Gathered last night at Roland Park Elementary/Middle School, parents, teachers, school administrators, and community members came out to discuss charter schools and the upcoming legislative season in Annapolis. The event was hosted by the Teachers' Democracy Project (TDP), a local group that engages teachers in public policy issues and develops social justice curricula; it pitched it as an opportunity for "open, public, civil, informed discussion" about charters and their future in Maryland.
Helen Atkinson, the executive director of TDP, opened the night by telling the audience that they had planned this event five months ago, well before the lawsuits and charter funding battles that came to a head in September. Nonetheless, Atkinson said, the event would remain primarily focused on the legislative issues at stake in 2016.
Though the event was mostly respectful—save for a few heated moments—it became clear very quickly that people were more interested in expressing their feelings about charter issues in Baltimore than exploring what Hogan and his allies might be up to in a few months.
To begin the event, TDP screened a short documentary the group created called "Charters: the Illusion of Change." The film featured local community members, including Atkinson, Jessica Shiller, an urban education professor at Towson; Matt Hornbeck, a principal at Hampstead Hill Academy charter school; Kim Truehart, a longtime citizen activist; Kris Sieloff, a teacher at City Neighbors High School; and Ben Dalbey, a city schools parent. It also featured two national education policy experts: Julian Vasquez Heilig, who blogs at Cloaking Inequality, and Pedro Noguera, a professor at NYU. Both have reputations for speaking out against the education reform movement.

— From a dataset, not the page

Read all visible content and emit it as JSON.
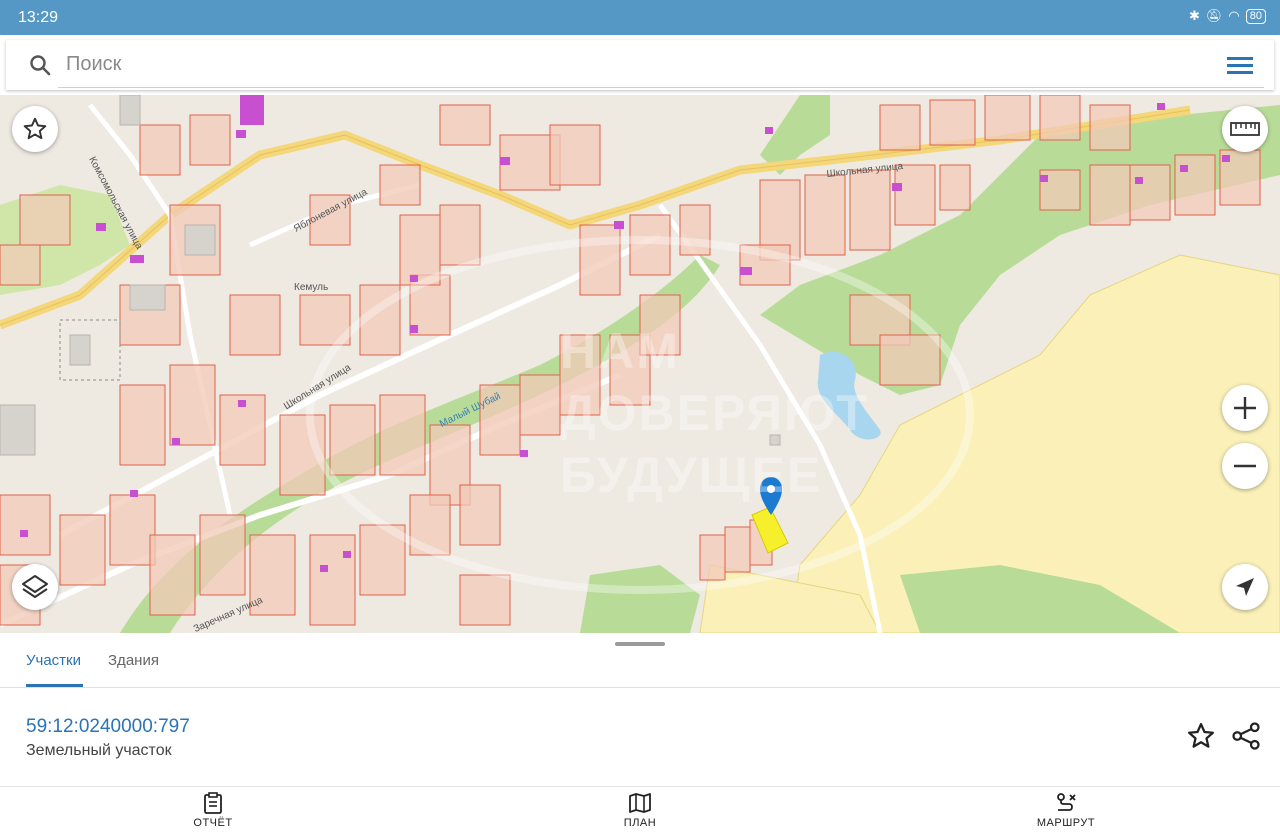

Overall, the film pushed themes that were fairly critical of charters, yet some speakers also said they understood why charters have proliferated and gained popularity, given the district's portfolio of underperforming schools. "But simply saying 'put more charters in' is overly simplistic," said Hornbeck in the film. "It's searching for a silver bullet, it's not a solution." Most of the speakers seemed to agree that rallying for more funding for all schools would be a better strategy than expanding choice for just some students.